┌──
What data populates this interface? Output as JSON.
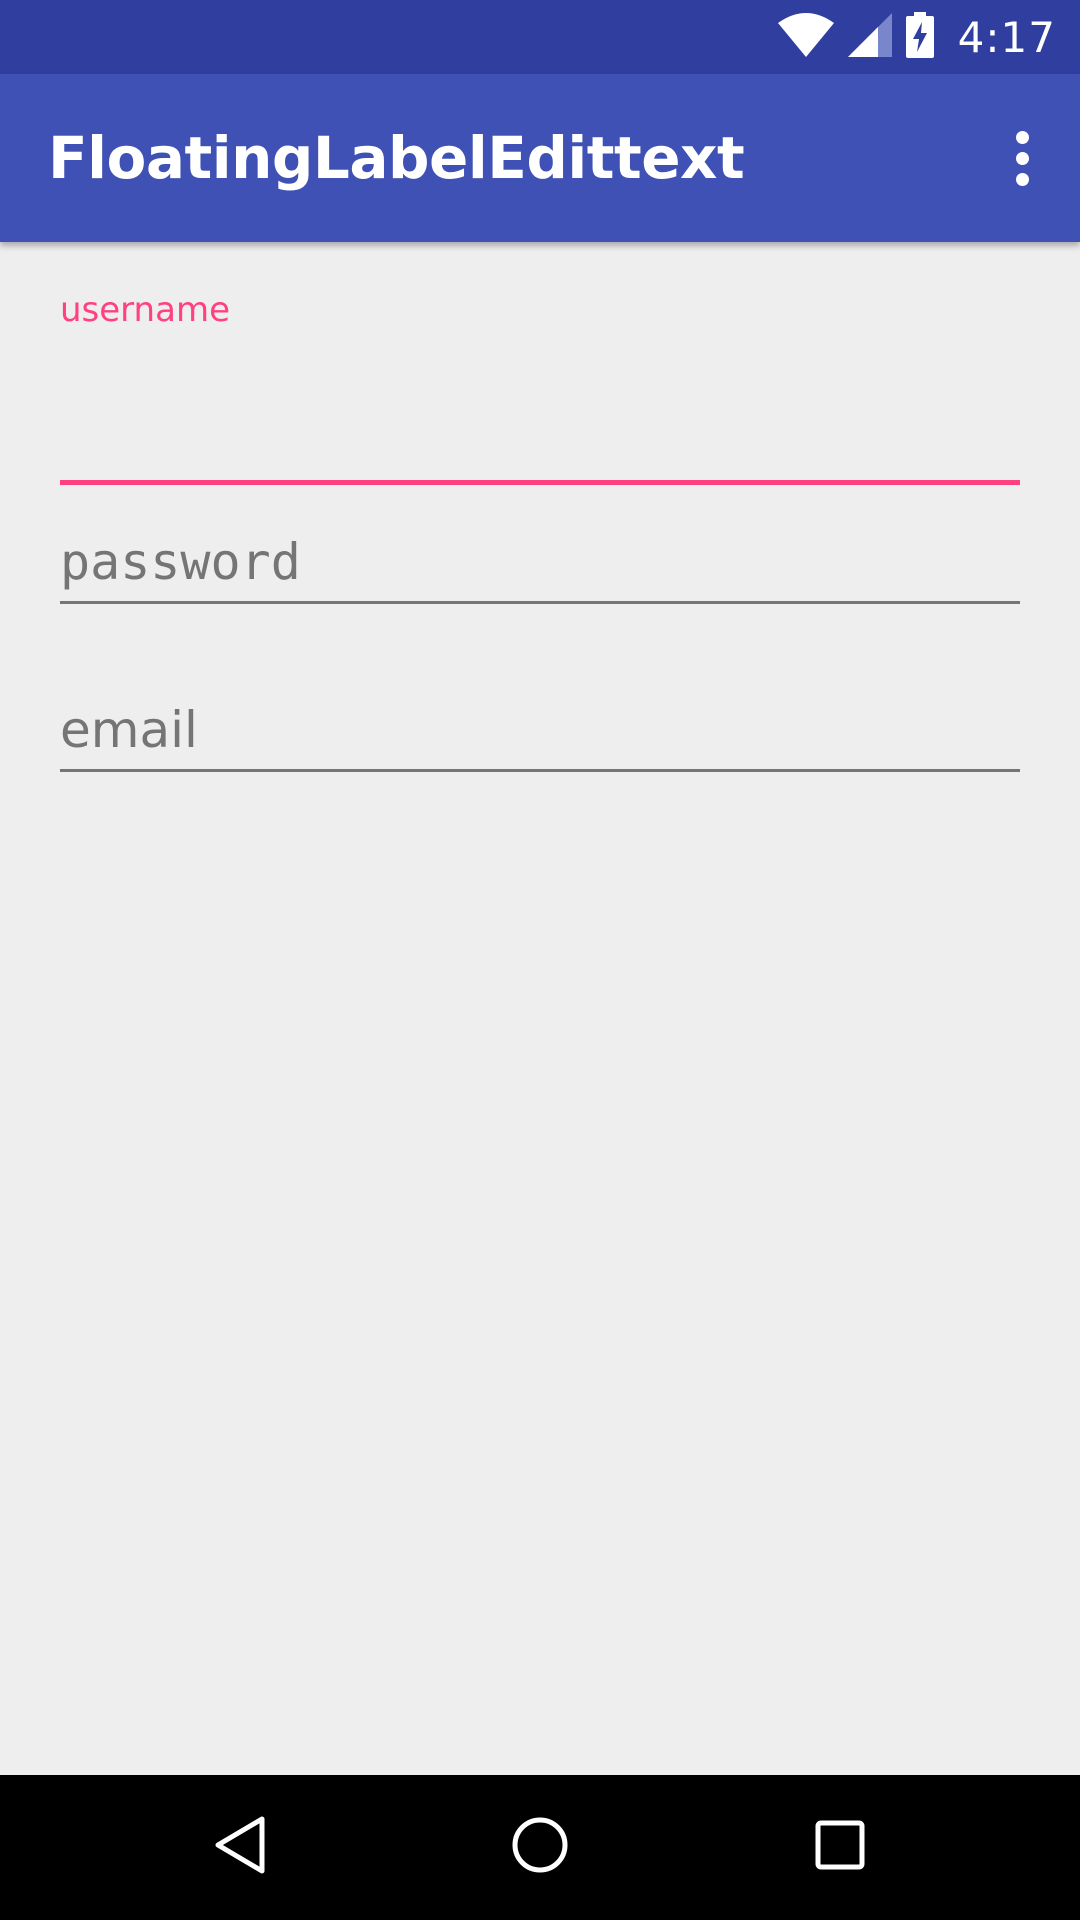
{
  "status_bar": {
    "time": "4:17",
    "icons": [
      "wifi-icon",
      "cell-signal-icon",
      "battery-charging-icon"
    ]
  },
  "app_bar": {
    "title": "FloatingLabelEdittext",
    "menu_icon": "overflow-menu-icon"
  },
  "form": {
    "username": {
      "floating_label": "username",
      "value": "",
      "state": "focused"
    },
    "password": {
      "placeholder": "password",
      "value": ""
    },
    "email": {
      "placeholder": "email",
      "value": ""
    }
  },
  "nav_bar": {
    "buttons": [
      "back-icon",
      "home-icon",
      "recents-icon"
    ]
  },
  "colors": {
    "status_bar": "#303f9f",
    "app_bar": "#3f51b5",
    "accent": "#ff4081",
    "background": "#eeeeee",
    "hint": "#757575"
  }
}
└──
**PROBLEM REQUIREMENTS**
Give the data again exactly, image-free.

**SOLUTION TO THIS TASK**
What data populates this interface? Output as JSON.
{
  "status_bar": {
    "time": "4:17",
    "icons": [
      "wifi-icon",
      "cell-signal-icon",
      "battery-charging-icon"
    ]
  },
  "app_bar": {
    "title": "FloatingLabelEdittext",
    "menu_icon": "overflow-menu-icon"
  },
  "form": {
    "username": {
      "floating_label": "username",
      "value": "",
      "state": "focused"
    },
    "password": {
      "placeholder": "password",
      "value": ""
    },
    "email": {
      "placeholder": "email",
      "value": ""
    }
  },
  "nav_bar": {
    "buttons": [
      "back-icon",
      "home-icon",
      "recents-icon"
    ]
  },
  "colors": {
    "status_bar": "#303f9f",
    "app_bar": "#3f51b5",
    "accent": "#ff4081",
    "background": "#eeeeee",
    "hint": "#757575"
  }
}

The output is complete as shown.